In the 10 years since the landmark deal, the states have received $79.2 billion of the settlement and another $124.3 billion from tobacco taxes, but have spent only about 3 percent of it -- $6.5 billion -- on tobacco prevention and cessation programs, the groups said in a report.The deal, which restricted cigarette advertising practices, requires tobacco companies to make annual payments to the states in perpetuity, with total payments estimated at $246 billion over the first 25 years.
A full report from the GAO on 'States' Allocations of Payments from Tobacco Companies for Fiscal Years 2000 through 2005' is available here.

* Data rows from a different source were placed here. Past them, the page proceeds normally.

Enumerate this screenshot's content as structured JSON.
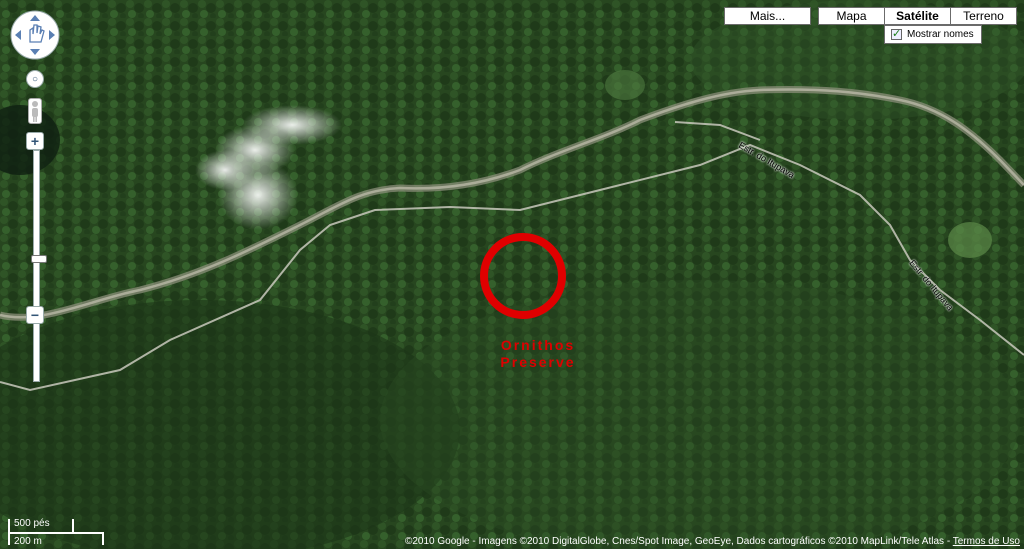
{
  "map_type_buttons": {
    "mais": "Mais...",
    "mapa": "Mapa",
    "satelite": "Satélite",
    "terreno": "Terreno"
  },
  "show_names": {
    "label": "Mostrar nomes",
    "checked": true
  },
  "roads": {
    "road_1": "Estr. do Itupava",
    "road_2": "Estr. do Itupava"
  },
  "marker": {
    "label_line1": "Ornithos",
    "label_line2": "Preserve",
    "color": "#e00000"
  },
  "scale": {
    "imperial": "500 pés",
    "metric": "200 m"
  },
  "footer": {
    "copyright": "©2010 Google - Imagens ©2010 DigitalGlobe, Cnes/Spot Image, GeoEye, Dados cartográficos ©2010 MapLink/Tele Atlas - ",
    "terms": "Termos de Uso"
  },
  "zoom": {
    "in": "+",
    "out": "−"
  }
}
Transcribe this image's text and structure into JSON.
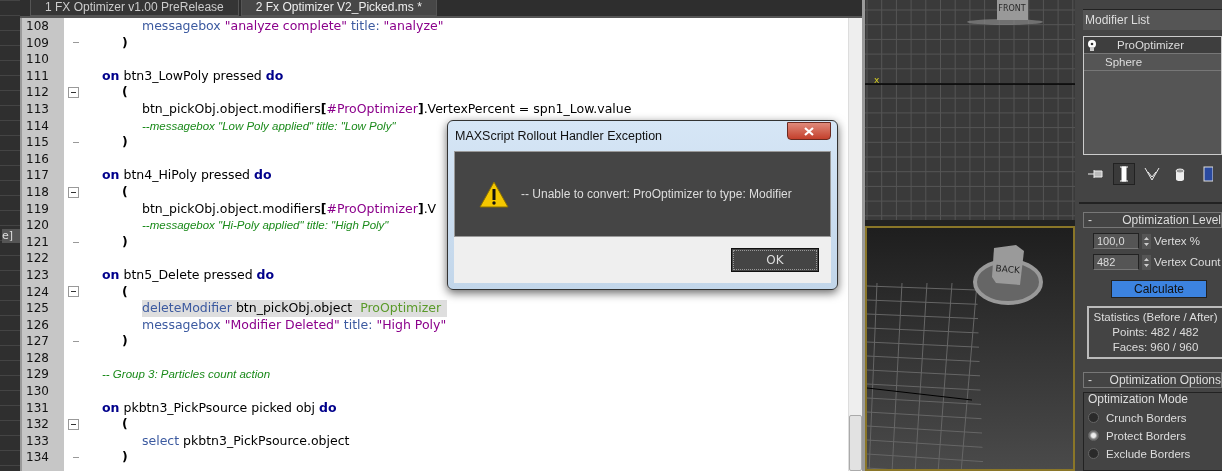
{
  "left_strip": {
    "label": "e]"
  },
  "editor": {
    "tabs": [
      {
        "label": "1 FX Optimizer v1.00 PreRelease",
        "selected": false
      },
      {
        "label": "2 Fx Optimizer V2_Picked.ms *",
        "selected": true
      }
    ],
    "lines": [
      {
        "number": "108",
        "kind": "inner",
        "highlighted": false,
        "tokens": [
          {
            "kind": "fn",
            "text": "messagebox"
          },
          {
            "kind": "str",
            "text": " \"analyze complete\""
          },
          {
            "kind": "fn",
            "text": " title:"
          },
          {
            "kind": "str",
            "text": " \"analyze\""
          }
        ]
      },
      {
        "number": "109",
        "kind": "close",
        "highlighted": false,
        "tokens": [
          {
            "kind": "bracket",
            "text": ")"
          }
        ]
      },
      {
        "number": "110",
        "kind": "blank"
      },
      {
        "number": "111",
        "kind": "outer",
        "highlighted": false,
        "tokens": [
          {
            "kind": "kw",
            "text": "on"
          },
          {
            "kind": "plain",
            "text": " btn3_LowPoly pressed "
          },
          {
            "kind": "kw",
            "text": "do"
          }
        ]
      },
      {
        "number": "112",
        "kind": "open",
        "highlighted": false,
        "tokens": [
          {
            "kind": "bracket",
            "text": "("
          }
        ]
      },
      {
        "number": "113",
        "kind": "inner",
        "highlighted": false,
        "tokens": [
          {
            "kind": "plain",
            "text": "btn_pickObj.object.modifiers"
          },
          {
            "kind": "bracket",
            "text": "["
          },
          {
            "kind": "sym",
            "text": "#ProOptimizer"
          },
          {
            "kind": "bracket",
            "text": "]"
          },
          {
            "kind": "plain",
            "text": ".VertexPercent = spn1_Low.value"
          }
        ]
      },
      {
        "number": "114",
        "kind": "inner",
        "highlighted": false,
        "tokens": [
          {
            "kind": "comment",
            "text": "--messagebox \"Low Poly applied\" title: \"Low Poly\""
          }
        ]
      },
      {
        "number": "115",
        "kind": "close",
        "highlighted": false,
        "tokens": [
          {
            "kind": "bracket",
            "text": ")"
          }
        ]
      },
      {
        "number": "116",
        "kind": "blank"
      },
      {
        "number": "117",
        "kind": "outer",
        "highlighted": false,
        "tokens": [
          {
            "kind": "kw",
            "text": "on"
          },
          {
            "kind": "plain",
            "text": " btn4_HiPoly pressed "
          },
          {
            "kind": "kw",
            "text": "do"
          }
        ]
      },
      {
        "number": "118",
        "kind": "open",
        "highlighted": false,
        "tokens": [
          {
            "kind": "bracket",
            "text": "("
          }
        ]
      },
      {
        "number": "119",
        "kind": "inner",
        "highlighted": false,
        "tokens": [
          {
            "kind": "plain",
            "text": "btn_pickObj.object.modifiers"
          },
          {
            "kind": "bracket",
            "text": "["
          },
          {
            "kind": "sym",
            "text": "#ProOptimizer"
          },
          {
            "kind": "bracket",
            "text": "]"
          },
          {
            "kind": "plain",
            "text": ".V"
          }
        ]
      },
      {
        "number": "120",
        "kind": "inner",
        "highlighted": false,
        "tokens": [
          {
            "kind": "comment",
            "text": "--messagebox \"Hi-Poly applied\" title: \"High Poly\""
          }
        ]
      },
      {
        "number": "121",
        "kind": "close",
        "highlighted": false,
        "tokens": [
          {
            "kind": "bracket",
            "text": ")"
          }
        ]
      },
      {
        "number": "122",
        "kind": "blank"
      },
      {
        "number": "123",
        "kind": "outer",
        "highlighted": false,
        "tokens": [
          {
            "kind": "kw",
            "text": "on"
          },
          {
            "kind": "plain",
            "text": " btn5_Delete pressed "
          },
          {
            "kind": "kw",
            "text": "do"
          }
        ]
      },
      {
        "number": "124",
        "kind": "open",
        "highlighted": false,
        "tokens": [
          {
            "kind": "bracket",
            "text": "("
          }
        ]
      },
      {
        "number": "125",
        "kind": "inner",
        "highlighted": true,
        "tokens": [
          {
            "kind": "fn",
            "text": "deleteModifier"
          },
          {
            "kind": "plain",
            "text": " btn_pickObj.object "
          },
          {
            "kind": "ident",
            "text": " ProOptimizer"
          }
        ]
      },
      {
        "number": "126",
        "kind": "inner",
        "highlighted": false,
        "tokens": [
          {
            "kind": "fn",
            "text": "messagebox"
          },
          {
            "kind": "str",
            "text": " \"Modifier Deleted\""
          },
          {
            "kind": "fn",
            "text": " title:"
          },
          {
            "kind": "str",
            "text": " \"High Poly\""
          }
        ]
      },
      {
        "number": "127",
        "kind": "close",
        "highlighted": false,
        "tokens": [
          {
            "kind": "bracket",
            "text": ")"
          }
        ]
      },
      {
        "number": "128",
        "kind": "blank"
      },
      {
        "number": "129",
        "kind": "outer",
        "highlighted": false,
        "tokens": [
          {
            "kind": "comment",
            "text": "-- Group 3: Particles count action"
          }
        ]
      },
      {
        "number": "130",
        "kind": "blank"
      },
      {
        "number": "131",
        "kind": "outer",
        "highlighted": false,
        "tokens": [
          {
            "kind": "kw",
            "text": "on"
          },
          {
            "kind": "plain",
            "text": " pkbtn3_PickPsource picked obj "
          },
          {
            "kind": "kw",
            "text": "do"
          }
        ]
      },
      {
        "number": "132",
        "kind": "open",
        "highlighted": false,
        "tokens": [
          {
            "kind": "bracket",
            "text": "("
          }
        ]
      },
      {
        "number": "133",
        "kind": "inner",
        "highlighted": false,
        "tokens": [
          {
            "kind": "fn",
            "text": "select"
          },
          {
            "kind": "plain",
            "text": " pkbtn3_PickPsource.object"
          }
        ]
      },
      {
        "number": "134",
        "kind": "close",
        "highlighted": false,
        "tokens": [
          {
            "kind": "bracket",
            "text": ")"
          }
        ]
      }
    ]
  },
  "viewports": {
    "top": {
      "viewcube_label": "FRONT",
      "axis_label": "x"
    },
    "bottom": {
      "viewcube_label": "BACK"
    }
  },
  "command_panel": {
    "modifier_list": "Modifier List",
    "stack": [
      {
        "label": "ProOptimizer",
        "kind": "modifier",
        "selected": true
      },
      {
        "label": "Sphere",
        "kind": "object",
        "selected": false
      }
    ],
    "toolbar": [
      {
        "kind": "pin",
        "on": false
      },
      {
        "kind": "ibeam",
        "on": true
      },
      {
        "kind": "fork",
        "on": false
      },
      {
        "kind": "cylinder",
        "on": false
      },
      {
        "kind": "panel",
        "on": false
      }
    ],
    "optimization_level": {
      "collapse": "-",
      "title": "Optimization Level",
      "spinners": [
        {
          "value": "100,0",
          "label": "Vertex %"
        },
        {
          "value": "482",
          "label": "Vertex Count"
        }
      ],
      "button": "Calculate",
      "statistics": [
        "Statistics (Before / After)",
        "Points: 482 / 482",
        "Faces: 960 / 960"
      ]
    },
    "optimization_options": {
      "collapse": "-",
      "title": "Optimization Options",
      "group": "Optimization Mode",
      "modes": [
        {
          "label": "Crunch Borders",
          "selected": false
        },
        {
          "label": "Protect Borders",
          "selected": true
        },
        {
          "label": "Exclude Borders",
          "selected": false
        }
      ]
    }
  },
  "dialog": {
    "title": "MAXScript Rollout Handler Exception",
    "message": "-- Unable to convert: ProOptimizer to type: Modifier",
    "button": "OK"
  }
}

From fiscal year 2000 through 2005, the 46 states party to the Master Settlement Agreement received $52.6 billion in tobacco settlement payments. Of the $52.6 billion total, about $36.5 billion were payments from the tobacco companies and about $16 billion were advance payments which several states had arranged to receive by issuing bonds backed by their future payments from the tobacco companies. The Master Settlement Agreement imposed no restrictions on how states could spend their payments, and as such, the states have chosen to allocate them to a wide variety of activities. Some states told us that they viewed the settlement payments as an opportunity to fund needs that they were not able to fund previously due to the high costs of health care. States allocated the largest portion of their payments to health care--$16.8 billion or 30 percent--which includes Medicaid, health insurance, hospitals, medical technology, and research. States allocated the second largest portion to cover budget shortfalls--about $12.8 billion or about 22.9 percent. This category includes allocations to balance state budgets or reduce deficits that resulted from lower than anticipated revenues, increased mandatory spending, or essential expenditures. Included among the next largest categories are allocations for infrastructure projects, education, debt service on securitized proceeds, and tobacco control.
The moral of this story? Unless the people watch and question and pay attention, their elected officials will quite often take the easy road. It's so much easier to play games with settlement funds than to tell the public the hard truths. Lies get politicians elected.